Missouri lay pastor uses ‘borrowed time’ to help start rural church

By Tobin Perry

CHULA, Mo. (BP) – John Parks’ niece has a name for him – cat of nine lives. To look back at his last decade, one would have to agree.

About 12 years ago, Parks had a heart attack, then a cancer diagnosis. In 2020, he was in the hospital for months with COVID-19. Not long after his recovery, doctors told him the cancer had returned. This time it was malignant. The prognosis wasn’t good. Half of those with a similar diagnosis die within a year. Usually, the other half die within the following year.

But Parks is still here and serving Jesus in the process.

“God isn’t done with me yet,” Parks said. “I’m definitely living on borrowed time. I only have so much time and so much I believe God wants me to do.”

John Parks, a lay pastor with Calvary Baptist Church in Chillicothe, Missouri, preaches to the congregation in nearby Chula. Calvary Baptist is replanting the church in Chula after Chula Baptist Church had to close its doors. Parks began coordinating the ministry in Chula after Calvary Baptist, his home church, took on the work of replanting a church that will serve Chula’s population of 200 people. Photo submitted

One of those assignments from God is in the small town where he spent his teenage years. For the past five years, Parks has worked with Calvary Baptist, his home church in Chillicothe, Missouri, to engage the 200 or so people of Chula, located about 12 miles to the northeast, with the good news about Jesus.

Parks, a railroad worker, and Navy sailor, is the one who makes sure everything runs smoothly for Calvary’s ministry in Chula. He coordinates the preachers and musicians for the weekly worship service. He also serves as one of the volunteer lay preachers, teaching the Bible every few weeks in Chula worship services. In addition, he helps coordinate the Thursday night meal and Bible studies held in the school in Chula.

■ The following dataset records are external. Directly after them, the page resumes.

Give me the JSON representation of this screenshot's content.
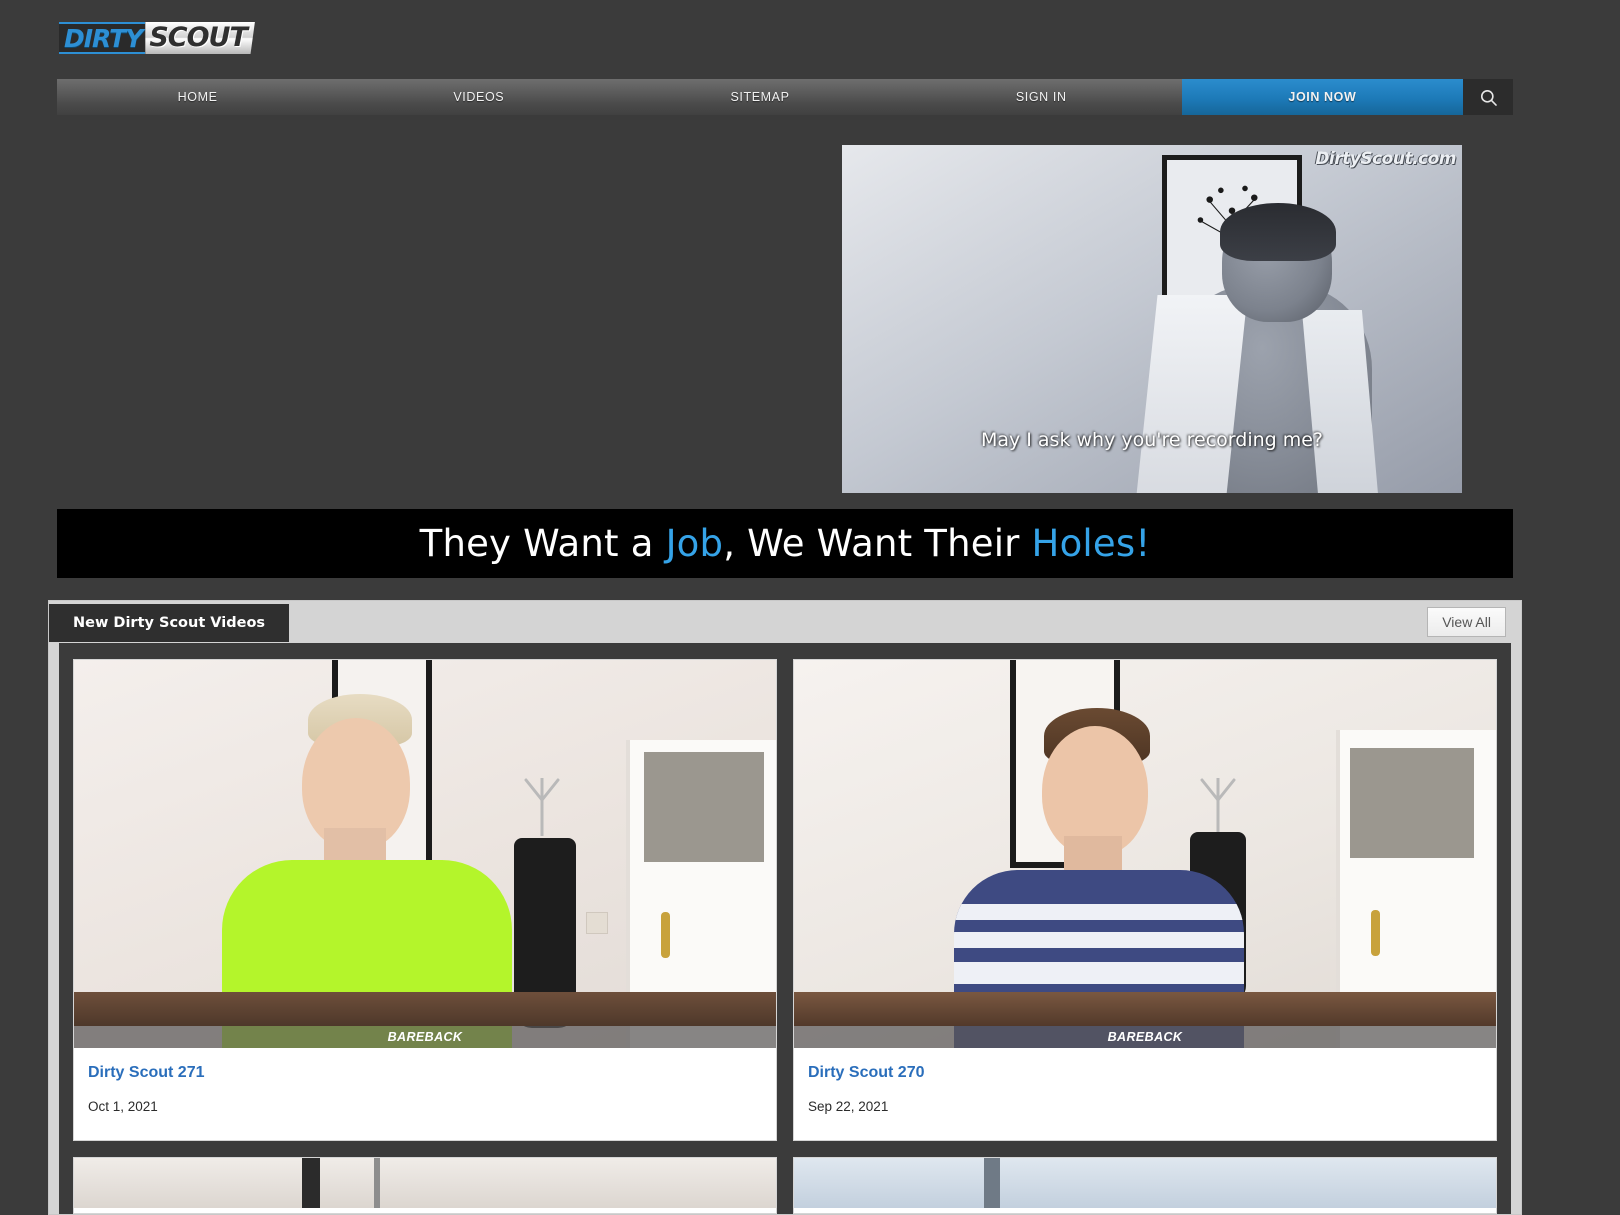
{
  "site": {
    "logo_primary": "DIRTY",
    "logo_secondary": "SCOUT",
    "accent_blue": "#2d8fd4",
    "join_blue": "#1d7ab8",
    "link_blue": "#2a6ebb"
  },
  "nav": {
    "items": [
      {
        "label": "HOME",
        "style": "normal"
      },
      {
        "label": "VIDEOS",
        "style": "normal"
      },
      {
        "label": "SITEMAP",
        "style": "normal"
      },
      {
        "label": "SIGN IN",
        "style": "normal"
      },
      {
        "label": "JOIN NOW",
        "style": "cta"
      }
    ],
    "search_icon": "search-icon"
  },
  "hero": {
    "watermark": "DirtyScout.com",
    "subtitle": "May I ask why you're recording me?"
  },
  "tagline": {
    "part1": "They Want a ",
    "highlight1": "Job",
    "part2": ", We Want Their ",
    "highlight2": "Holes!",
    "full": "They Want a Job, We Want Their Holes!"
  },
  "section": {
    "title": "New Dirty Scout Videos",
    "view_all_label": "View All"
  },
  "videos": [
    {
      "title": "Dirty Scout 271",
      "date": "Oct 1, 2021",
      "tag": "BAREBACK"
    },
    {
      "title": "Dirty Scout 270",
      "date": "Sep 22, 2021",
      "tag": "BAREBACK"
    }
  ]
}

Each year, hundreds of churches are forced to close their doors, and Southern Baptists are eager to come alongside congregations at risk to help them find vitality again. A replant now underway in Chula provides an excellent example of how one average-sized church can enter the work of serving dying churches so that the Gospel can again be proclaimed in communities throughout North America.Calvary started worship services at the public school in Chula during the fall of 2022. In September 2023, the church began meeting at a building that once held Chula Baptist Church, which closed in 2020. Most weeks, 20 to 25 people attend.

“It’s a miracle he’s still with us,” said Jon Davis, who has served as Calvary’s senior pastor since 2016. “When John presents the message, it’s usually more of a devotional thought, but that works great for this context. In a rural context, the key is he’s connecting with people. They love him, and he loves them.”

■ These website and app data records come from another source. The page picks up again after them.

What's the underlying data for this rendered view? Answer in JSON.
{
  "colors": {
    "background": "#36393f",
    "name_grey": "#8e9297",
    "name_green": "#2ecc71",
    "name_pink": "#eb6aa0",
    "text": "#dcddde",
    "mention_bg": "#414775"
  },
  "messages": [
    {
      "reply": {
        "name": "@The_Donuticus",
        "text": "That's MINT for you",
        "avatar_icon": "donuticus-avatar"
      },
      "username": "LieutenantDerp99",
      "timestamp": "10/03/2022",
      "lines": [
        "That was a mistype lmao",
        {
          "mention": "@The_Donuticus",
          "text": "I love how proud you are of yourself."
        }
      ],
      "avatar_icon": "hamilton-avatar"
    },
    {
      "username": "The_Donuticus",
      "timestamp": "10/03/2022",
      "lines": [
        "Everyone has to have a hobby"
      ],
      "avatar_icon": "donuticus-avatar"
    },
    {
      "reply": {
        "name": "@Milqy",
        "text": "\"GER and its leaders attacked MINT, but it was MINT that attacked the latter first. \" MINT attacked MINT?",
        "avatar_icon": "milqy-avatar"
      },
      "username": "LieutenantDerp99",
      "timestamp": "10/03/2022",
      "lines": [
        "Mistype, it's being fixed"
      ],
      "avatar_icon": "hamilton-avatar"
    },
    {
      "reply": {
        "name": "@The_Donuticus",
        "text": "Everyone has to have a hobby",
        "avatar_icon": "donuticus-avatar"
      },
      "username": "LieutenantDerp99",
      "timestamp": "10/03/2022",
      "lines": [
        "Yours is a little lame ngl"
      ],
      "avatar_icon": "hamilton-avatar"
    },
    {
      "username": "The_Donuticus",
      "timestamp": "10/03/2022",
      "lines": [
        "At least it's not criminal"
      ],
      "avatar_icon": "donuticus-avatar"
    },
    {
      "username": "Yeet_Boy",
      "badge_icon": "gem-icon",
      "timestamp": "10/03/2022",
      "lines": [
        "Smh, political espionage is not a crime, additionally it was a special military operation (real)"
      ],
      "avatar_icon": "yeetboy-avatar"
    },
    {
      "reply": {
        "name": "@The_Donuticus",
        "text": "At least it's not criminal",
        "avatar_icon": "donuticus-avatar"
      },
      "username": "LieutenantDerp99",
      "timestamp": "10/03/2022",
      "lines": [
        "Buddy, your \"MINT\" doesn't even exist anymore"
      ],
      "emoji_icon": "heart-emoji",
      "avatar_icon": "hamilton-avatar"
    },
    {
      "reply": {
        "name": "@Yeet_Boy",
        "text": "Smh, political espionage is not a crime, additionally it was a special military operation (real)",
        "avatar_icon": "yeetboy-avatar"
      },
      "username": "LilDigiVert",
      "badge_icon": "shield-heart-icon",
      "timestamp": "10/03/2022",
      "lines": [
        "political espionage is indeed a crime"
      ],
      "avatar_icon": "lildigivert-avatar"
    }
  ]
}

While preaching was new to Parks, he had experience teaching Sunday School and speaking in churches with Gideons International.

“The thing I like about preaching is that I have a questioning mind,” said Parks, who has worked as a school bus driver in retirement. “I’m not content with just reading the Word. I want to look into what was happening at the time. I don’t just do a cursory view of the Scriptures. I’m not reading it like you would a novel. I’m looking at it more deeply. I think it has helped my spiritual growth.”

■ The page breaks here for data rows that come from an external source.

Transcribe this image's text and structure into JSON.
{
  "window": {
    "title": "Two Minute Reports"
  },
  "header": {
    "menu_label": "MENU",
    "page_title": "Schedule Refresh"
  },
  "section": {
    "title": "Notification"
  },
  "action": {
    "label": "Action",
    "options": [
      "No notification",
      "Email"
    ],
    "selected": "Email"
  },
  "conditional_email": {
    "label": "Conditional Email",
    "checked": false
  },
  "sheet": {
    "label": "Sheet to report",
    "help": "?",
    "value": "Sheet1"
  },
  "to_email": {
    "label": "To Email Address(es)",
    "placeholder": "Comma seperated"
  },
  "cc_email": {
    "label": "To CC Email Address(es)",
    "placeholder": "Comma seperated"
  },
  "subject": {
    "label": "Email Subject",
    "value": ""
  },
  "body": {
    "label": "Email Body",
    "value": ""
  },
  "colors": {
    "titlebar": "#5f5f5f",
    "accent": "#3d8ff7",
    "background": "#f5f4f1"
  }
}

Calvary Baptist Church in Chillicothe, Missouri, is currently holding worship services in their gymnasium while their sanctuary is being repaired. The work taking place on their own campus has not prevented them from helping to replant a church in the nearby town of Chula. Calvary averages 120 people on Sunday mornings and serves as example of a normative-sized congregation that’s helping to replant a dying church. Photo submitted

Lay preachers like Parks are an important part of Calvary’s strategy to re-ignite a Gospel witness in Chula. With Calvary’s attendance of 120 to 130 people per week and a three-person ministry staff, the lay preaching schedule helps to ensure the Chula ministry doesn’t take away from Calvary’s work in Chillicothe.

“My intent would be that over the next couple of years they get solidified,” Davis said. “Chula has a core group of 20 to 25 people there now on Sunday morning. Once they call a pastor, and he’s able to intentionally do ministry with our mission support, I think I think you’ll see some more good things happen in Chula.”

The Chula preaching team has remained fluid over the last 18 months. Retired preachers, seminary students, as well as lay preachers without a seminary degree, such as Parks, have all been a part of the work. Keith Corrick, the associational missions strategist for the Linn-Livingston Baptist Association, led the lay preachers through sermon preparation training. Davis has also mentored the lay preachers.

Parks is working with the Chula core group to develop church bylaws and a constitution as they work toward incorporation for Chula Community Church. Parks recently walked through the Baptist Faith and Message 2000 with the core group.

“As soon as we get the bylaws written, then we can incorporate, and then we can actually hire a full-time minister,” Parks said. “That’ll provide some continuity in the program. I have stage four cancer. I don’t want to leave this ministry, but I’m just as happy being a Sunday School teacher for these kids.”

Published February 21, 2024

Tobin Perry

Tobin Perry writes for Baptist Press.